What I love about software engineering is the ability to create anything you want out of nothing. The only limit is your imagination, which is pretty cool.

Over the course of a year, on top of full-time study and virtually single-handedly, Jack Robinson designed a web application that’s being touted as a game-changer for the highly specialised field of traffic management.

The project was carried out as part of Jack’s final-year project for a Bachelor of Engineering with Honours in Software Engineering at Victoria University of Wellington. As the sole developer on the project, Jack – who’s now a graduate developer with accounting software company Xero in Wellington – worked with Taupo-based traffic management consultancy Coneheads. 

“They told me roughly what they wanted,” Jack says. “They knew what problem they wanted to solve. But they didn’t know what the solution would look like and how it would work. This gave me quite a bit of freedom to develop a solution myself. I was given a clean slate.”

The task at hand was to build a web system that would improve what’s known as temporary traffic management plans – 10-page documents that roading contractors need to submit to the local council before beginning roadworks. The plans cover everything from how the site will be monitored at night, to how far down the road traffic signallers need to be positioned to warn incoming vehicles.

Jack Robinson

It’s a highly regimented process that must conform with the NZ Transport Agency’s (the Transport Agency) Code of Practice, a 500-page document of legalese that codifies the various rules around what needs to be included in traffic management plans. The problem was, as Coneheads saw it, due to the sheer size of the document and complexity of what was required, contractors weren’t filling out the applications correctly. This was delaying turnaround times for processing the forms and holding up work. 

A key requirement in the forms is to provide diagrams of the proposed worksite. “But more often than not,” says Jack, “these were being hand-drawn or done in Microsoft Paint, so they didn’t accurately represent what the proposed worksite looked like. My project is about allowing contractors to complete the application more easily, as well as to define their worksites using Google-map style diagrams. This would mean they’d be able to readily generate detailed information about the site, such as road width, how often cars use the road, where the driveways are located – things like that. It’s about giving contractors more of a contextual overview of their worksite, rather than turning up and having something that doesn’t represent the site at all.”

Jack says one of the difficulties was making sure his design referenced and adhered to the Transport Agency’s Code of Practice. “I basically ran most of what I developed off that,” he says. 

Endless options
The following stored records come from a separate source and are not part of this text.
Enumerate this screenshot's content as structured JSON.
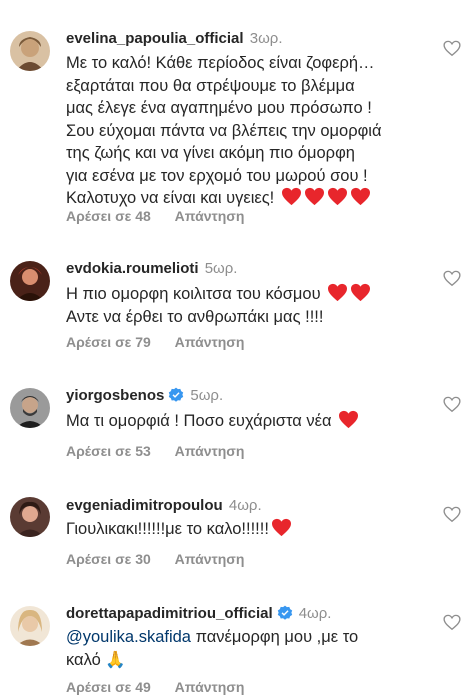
{
  "comments": [
    {
      "username": "evelina_papoulia_official",
      "time": "3ωρ.",
      "verified": false,
      "lines": [
        "Με το καλό! Κάθε περίοδος είναι ζοφερή…",
        "εξαρτάται που θα στρέψουμε  το βλέμμα",
        "μας έλεγε ένα αγαπημένο μου πρόσωπο !",
        "Σου εύχομαι πάντα να βλέπεις την ομορφιά",
        "της ζωής και να  γίνει ακόμη πιο όμορφη",
        "για εσένα  με τον ερχομό  του μωρού σου !",
        "Καλοτυχο να είναι και υγειες!"
      ],
      "hearts": 4,
      "likes": "Αρέσει σε 48",
      "reply": "Απάντηση",
      "avatar_colors": [
        "#c9a27a",
        "#6b4a32"
      ]
    },
    {
      "username": "evdokia.roumelioti",
      "time": "5ωρ.",
      "verified": false,
      "lines": [
        "Η πιο ομορφη κοιλιτσα του κόσμου",
        "Αντε να έρθει το ανθρωπάκι μας !!!!"
      ],
      "hearts": 2,
      "likes": "Αρέσει σε 79",
      "reply": "Απάντηση",
      "avatar_colors": [
        "#b23a2a",
        "#3a1a12"
      ]
    },
    {
      "username": "yiorgosbenos",
      "time": "5ωρ.",
      "verified": true,
      "lines": [
        "Μα τι ομορφιά ! Ποσο ευχάριστα νέα"
      ],
      "hearts": 1,
      "likes": "Αρέσει σε 53",
      "reply": "Απάντηση",
      "avatar_colors": [
        "#8d8d8d",
        "#2e2e2e"
      ]
    },
    {
      "username": "evgeniadimitropoulou",
      "time": "4ωρ.",
      "verified": false,
      "lines": [
        "Γιουλικακι!!!!!!με το καλο!!!!!!"
      ],
      "hearts": 1,
      "likes": "Αρέσει σε 30",
      "reply": "Απάντηση",
      "avatar_colors": [
        "#c58b7a",
        "#3b2420"
      ]
    },
    {
      "username": "dorettapapadimitriou_official",
      "time": "4ωρ.",
      "verified": true,
      "mention": "@youlika.skafida",
      "lines": [
        " πανέμορφη μου ,με το",
        "καλό 🙏"
      ],
      "hearts": 0,
      "likes": "Αρέσει σε 49",
      "reply": "Απάντηση",
      "avatar_colors": [
        "#e9d6b8",
        "#a07850"
      ]
    }
  ],
  "colors": {
    "heart": "#e8262c",
    "verified": "#3897f0",
    "secondary_text": "#8e8e8e",
    "mention": "#00376b"
  }
}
Any given worksite is variable in so many ways. To deal with this, Jack obtained data from the Transport Agency and the Taupo District Council about all the known values that dictate the possible ways sites are defined. “When you’re designing a bridge, say, you have known variables – the volume of traffic, the weight of cars, the set features that need to be added to the bridge. Programming isn’t like that.” He explains it by using Channing Walton’s anology of making someone a cup of tea  and the seemingly endless list of options that entails – from choosing the cup size to its colour, whether it’s with or without a saucer, to what sort of tea bag and so on. “That’s a good example of what software development is – how we do it and what we use to get there,” Jack says. “Software engineering is about coming up with solutions to manage complexity.”

Like all software engineers, Jack says, “I went to uni to do video games”. But he ended up doing software engineering for the simple reason he’d always been fascinated with computers and how they worked.